In part A of this experiment, we will observe the characteristic colors emitted from
several “excited” elements. Flame tests are used for identification. The
probability of a given electron de-excitation process in an atom reflects the
intensity of that line of given energy in the line spectrum- the more probable the
de-excitation, the more intense the line. An analytical study of line positions and
intensities in an emission spectrum will be made in parts B and C.
1. Part A: Flame test of various elements
a. Clean the Test Loop. Dip the platinum or nichrome wire end of the
test loop into concentrated HCl (caution: avoid contact with skin.)
Heat the wire in the hottest region of the flame until there is no
visible color. Repeat this cleaning procedure as necessary.
b. Flame test for calcium in CaCl2.
In a watchglass add a few crystals of calcium chloride, to 2 or 3
drops of concentrated HCl and stir. Dip the clean wire into the
mixture and return it to the flame (view it through a spectroscope).
Correlate the color of the flame with the wavelength of the emission
using the chart on the Report Sheet. Check the appropriate
c. Flame tests for Other Cations. Repeat parts 1 and 2 substituting
CuCl2, NaCl, BaCl2, LiCl, SrCl2 and KCl salts. For KCl view the
flame through a cobalt glass plate- it filters out wavelengths that
interfere with those of the excited state
2. Part B: The Spectrum of an unknown element
a. Determine the wavelengths in the Emission Spectrum of the
Unknown. You will be given an unknown sample from one that was
done in Part A. Identify the compound by comparing it to the
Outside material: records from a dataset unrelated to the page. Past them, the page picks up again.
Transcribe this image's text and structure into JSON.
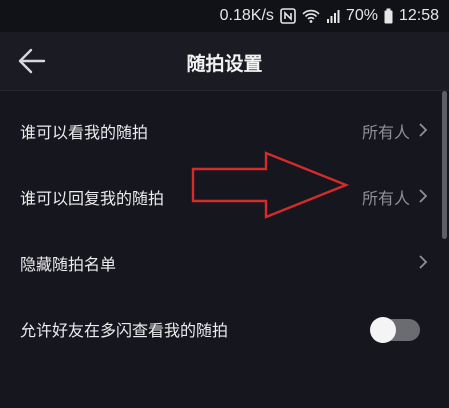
{
  "status_bar": {
    "speed": "0.18K/s",
    "battery": "70%",
    "time": "12:58"
  },
  "header": {
    "title": "随拍设置"
  },
  "settings": [
    {
      "label": "谁可以看我的随拍",
      "value": "所有人"
    },
    {
      "label": "谁可以回复我的随拍",
      "value": "所有人"
    },
    {
      "label": "隐藏随拍名单"
    },
    {
      "label": "允许好友在多闪查看我的随拍",
      "toggle_on": false
    }
  ],
  "colors": {
    "background": "#16161e",
    "annotation": "#d62b2b"
  }
}
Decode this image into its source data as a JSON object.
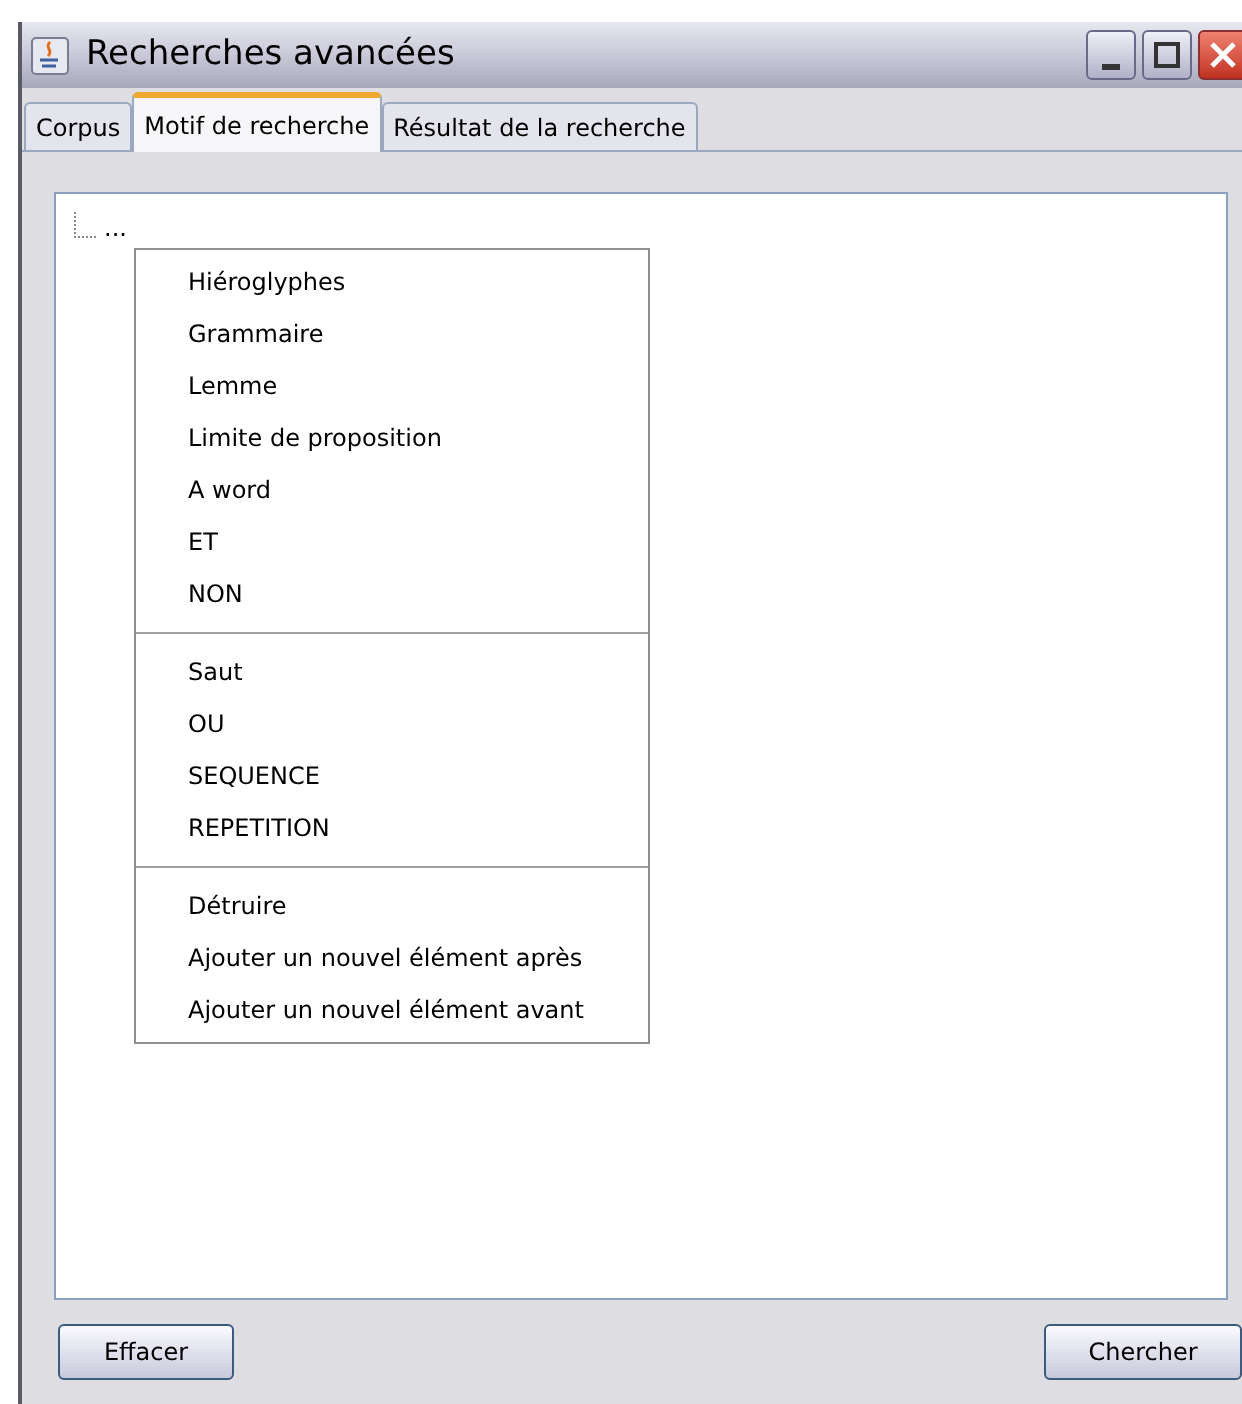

results of Part A
3. Post Lab Questions
a. Explain why the color of the ion in the flame tests differs?
b. Over what (approximate) wavelength range is the emission of light
from excited sodium atoms most sensitive to the eye? Hint: sodium
vapor lamps are used for public lighting of streets, parking areas,
c. Over what (approximate) wavelength range is the emission of light
from excited mercury atoms most sensitive to the eye? Hint:
mercury vapor lamps are used for public lighting of streets, parking
areas, etc
d. Aerial displays of fireworks are accompanied by many colors in the
• What is the source of the orange-yellow color?
• What ion is responsible for the red color?
As an extension students can research how other sciences use this technology,
like forensics, geology and\or biology.
Students were evaluated based on the post lab questions as well as the results
from part B of the lab.
Space Foundation ‘Astronomy Principles for the Classroom’ June 25-29, 2007
1. Distinguish between an absorption spectrum and an emission spectrum.
2. The strong line in the calcium emission line spectrum occurs at 657.3 nm,
to what color does this correspond?
3. What does it mean when we say that an atom is in an “excited state”?
Data table:
For each element, record the approximate wavelengths emitted by each ion.
Wavelength in nanometers
520 565 590 625